BALLET FOR MARTHA: Making Appalachian Spring by Jan Greenberg and Sandra Jordan, illustrated by Brian Floca.

How do you translate movement and music into words? This book is about collaboration.

First came Martha Graham, the godmother of modern dance. She wanted to create a ballet, “A legend of American living” set in the hills of western Pennsylvania on the wedding day of a young farmer and his bride.

Then Aaron Copland, the composer, responded to Martha’s invitation to create music for her ballet.

Add the sculptor Isamu Noguchi, one of the world’s most revered artists. As the musical progressed, he collaborated with Martha Graham on over twenty sets which came together to produce Appalachian Spring.

This is only part of the story. Behind the scenes of the book itself are three more creative talents. Authors
Jan Greenberg and Sandra Jordan have worked together before. If you enjoy this book, you will want to look up the stunning picture book Christo and Jeanne-Claude: Through the Gates and Beyond. Acclaimed as a pair, Greenberg and Jordan teamed with illustrator Brian Floca who is also accomplished and award winning. None of this has anything to do with awards, however. These three artists are like the three they bring to life on the page. Determined. Detailed. Thorough.

The illustrator captures the most subtle movement of the dancers, put there by Martha to deliver the most power. The writers embrace the energy, the swirling, twirling, strutting, leaping, contrasted with a sudden stillness, quiet, rest, as contemplative as rocking a baby. Art and text stitch a tapestry of life and love.

Even as the players move toward the stage lights to take the final bow, it’s obvious that this classic will be performed for generations to come by generations of dancers and musicians, set builders, actors, and producers. A link from past to future.

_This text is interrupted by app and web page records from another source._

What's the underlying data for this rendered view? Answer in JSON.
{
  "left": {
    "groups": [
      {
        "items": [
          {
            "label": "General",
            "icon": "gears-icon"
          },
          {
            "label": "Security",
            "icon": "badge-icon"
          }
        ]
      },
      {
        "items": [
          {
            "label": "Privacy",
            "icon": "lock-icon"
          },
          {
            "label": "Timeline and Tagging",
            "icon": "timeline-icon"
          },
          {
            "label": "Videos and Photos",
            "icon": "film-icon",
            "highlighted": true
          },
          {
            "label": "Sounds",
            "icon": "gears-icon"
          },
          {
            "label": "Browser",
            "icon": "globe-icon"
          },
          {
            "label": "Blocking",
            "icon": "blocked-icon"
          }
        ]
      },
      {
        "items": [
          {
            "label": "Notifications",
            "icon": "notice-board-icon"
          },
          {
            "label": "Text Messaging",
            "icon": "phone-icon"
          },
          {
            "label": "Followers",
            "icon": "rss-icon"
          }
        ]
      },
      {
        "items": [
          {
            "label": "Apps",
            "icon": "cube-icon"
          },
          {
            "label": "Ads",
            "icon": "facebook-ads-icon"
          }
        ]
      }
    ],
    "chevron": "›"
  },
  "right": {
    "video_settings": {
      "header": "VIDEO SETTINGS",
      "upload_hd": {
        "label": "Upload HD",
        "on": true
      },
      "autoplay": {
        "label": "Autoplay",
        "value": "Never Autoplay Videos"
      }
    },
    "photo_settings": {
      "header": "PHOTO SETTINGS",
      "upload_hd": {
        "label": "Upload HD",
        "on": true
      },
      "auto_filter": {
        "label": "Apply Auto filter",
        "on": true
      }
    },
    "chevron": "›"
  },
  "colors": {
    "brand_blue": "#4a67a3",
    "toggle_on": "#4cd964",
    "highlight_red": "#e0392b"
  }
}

Martha Graham found the words "Appalachian Spring" in a poem and liked the sound of it. So do I. Hurry, spring!

Hillview School Library